The capital budget can and will be added to the call after the Legislature approves the traditional statutory PFD.

Peter Roddy

After the vetoes that ain’t happening.

Mandy Gershon

“The legislature‚Äôs failure to convene in Wasilla may be challenged by a citizen-taxpayer, a legislator, or any other interested party.” Now I find that *very* interesting. Considering that I’m poor and paying 45% of my income to the state as a tax, doesn’t that make my challenge even more valuable, should I choose to make that challenge?

I call BS

Uh… We have no state sales, income, or property tax. What tax are you paying to the STate of Alaska? And at 45% – flat BS regardless of state.

Mandy Gershon

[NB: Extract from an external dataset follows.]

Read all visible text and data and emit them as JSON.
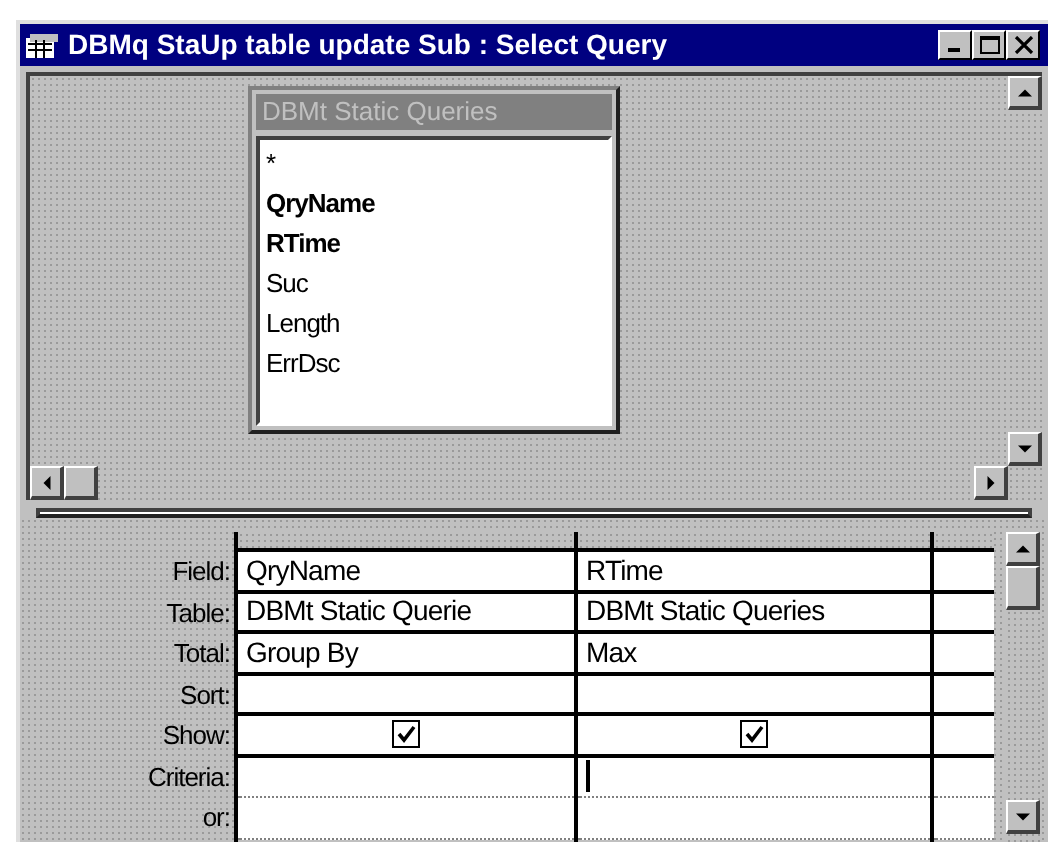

We have a regressive tax via the PFD. If it wasn’t a tax, people would be receiving their lawful PFDs instead of having it stolen for state services. And where in this state do you live that you don’t pay a property tax?

I call BS

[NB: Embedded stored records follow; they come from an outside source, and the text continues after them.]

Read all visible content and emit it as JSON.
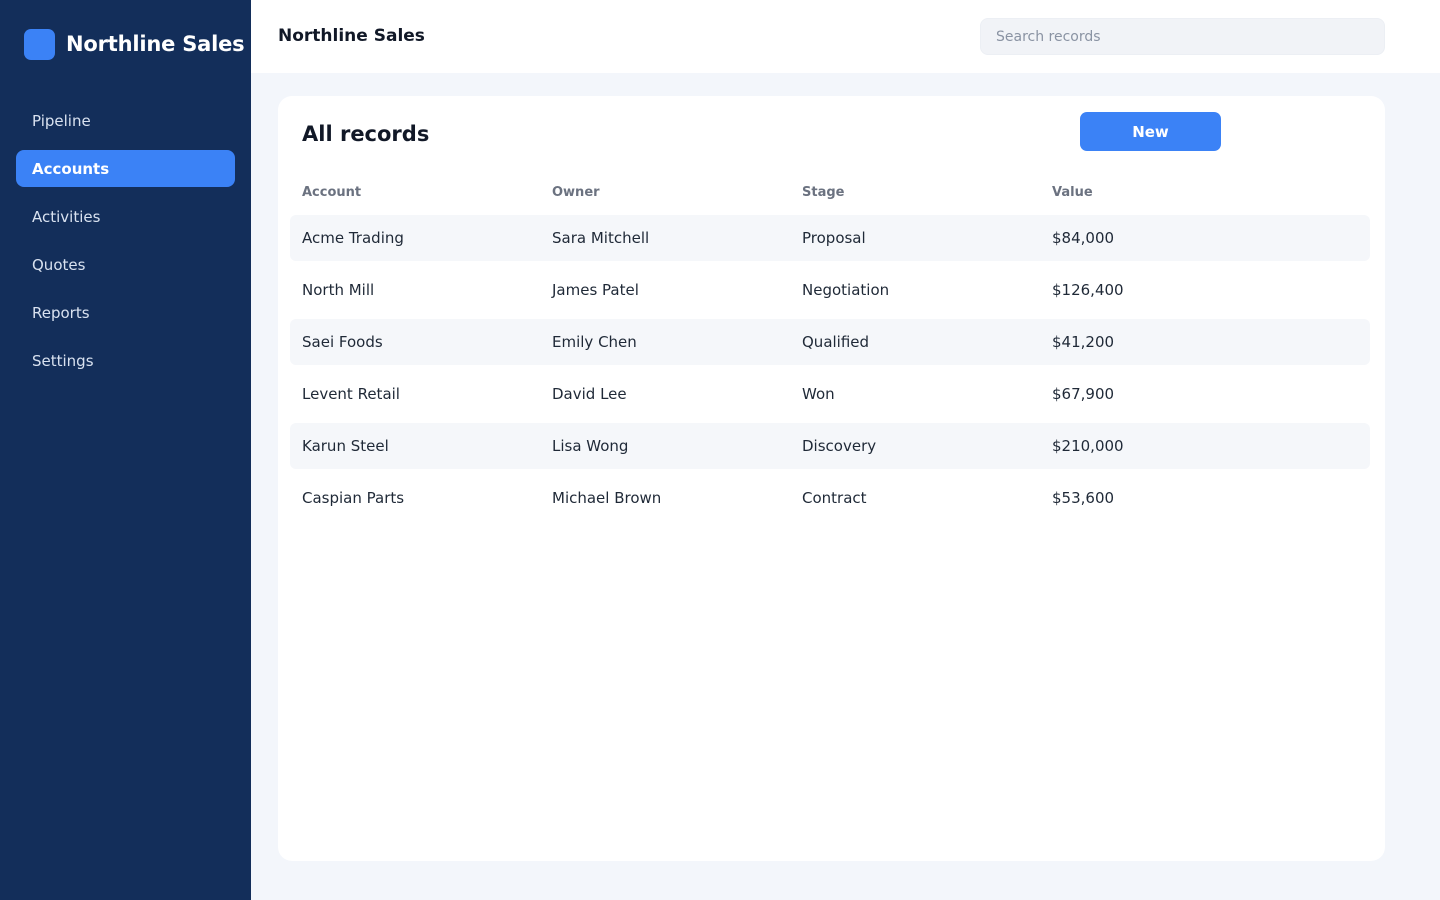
{
  "app": {
    "name": "Northline Sales"
  },
  "sidebar": {
    "items": [
      {
        "label": "Pipeline"
      },
      {
        "label": "Accounts"
      },
      {
        "label": "Activities"
      },
      {
        "label": "Quotes"
      },
      {
        "label": "Reports"
      },
      {
        "label": "Settings"
      }
    ],
    "active": "Accounts"
  },
  "header": {
    "title": "Northline Sales",
    "search_placeholder": "Search records"
  },
  "main": {
    "title": "All records",
    "new_button": "New",
    "columns": [
      "Account",
      "Owner",
      "Stage",
      "Value"
    ],
    "rows": [
      [
        "Acme Trading",
        "Sara Mitchell",
        "Proposal",
        "$84,000"
      ],
      [
        "North Mill",
        "James Patel",
        "Negotiation",
        "$126,400"
      ],
      [
        "Saei Foods",
        "Emily Chen",
        "Qualified",
        "$41,200"
      ],
      [
        "Levent Retail",
        "David Lee",
        "Won",
        "$67,900"
      ],
      [
        "Karun Steel",
        "Lisa Wong",
        "Discovery",
        "$210,000"
      ],
      [
        "Caspian Parts",
        "Michael Brown",
        "Contract",
        "$53,600"
      ]
    ]
  },
  "colors": {
    "sidebar_bg": "#132e5a",
    "accent": "#3b82f6",
    "page_bg": "#f3f6fb",
    "row_stripe": "#f5f7fa"
  }
}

I don’t think you know the difference between a program and a tax. The PFD is a program. So is education. So is the University. So are police. Nobody “steals” a program. People just choose not to fund it. That is what policy choices require.

Mandy Gershon

Yes, the PFD is a program. And when Legislators steal from it to cover state services, it’s a tax. Governments use taxes to fund services. This form of taxation is a regressive tax, as each person is being forced to pay the exact same amount despite their income.

I call BS

As I stated, “We have no state sales, income, or property tax.” The STATE does not have a property tax. Those are local taxes.

Jeff,
Please “call the roll” and tell us who might be that “40th vote” to provide the 2/3 majority to allow the special session to be initiated by the legislature. And, after the budget cuts anyone thinking about a 3/4 budget appropriation override?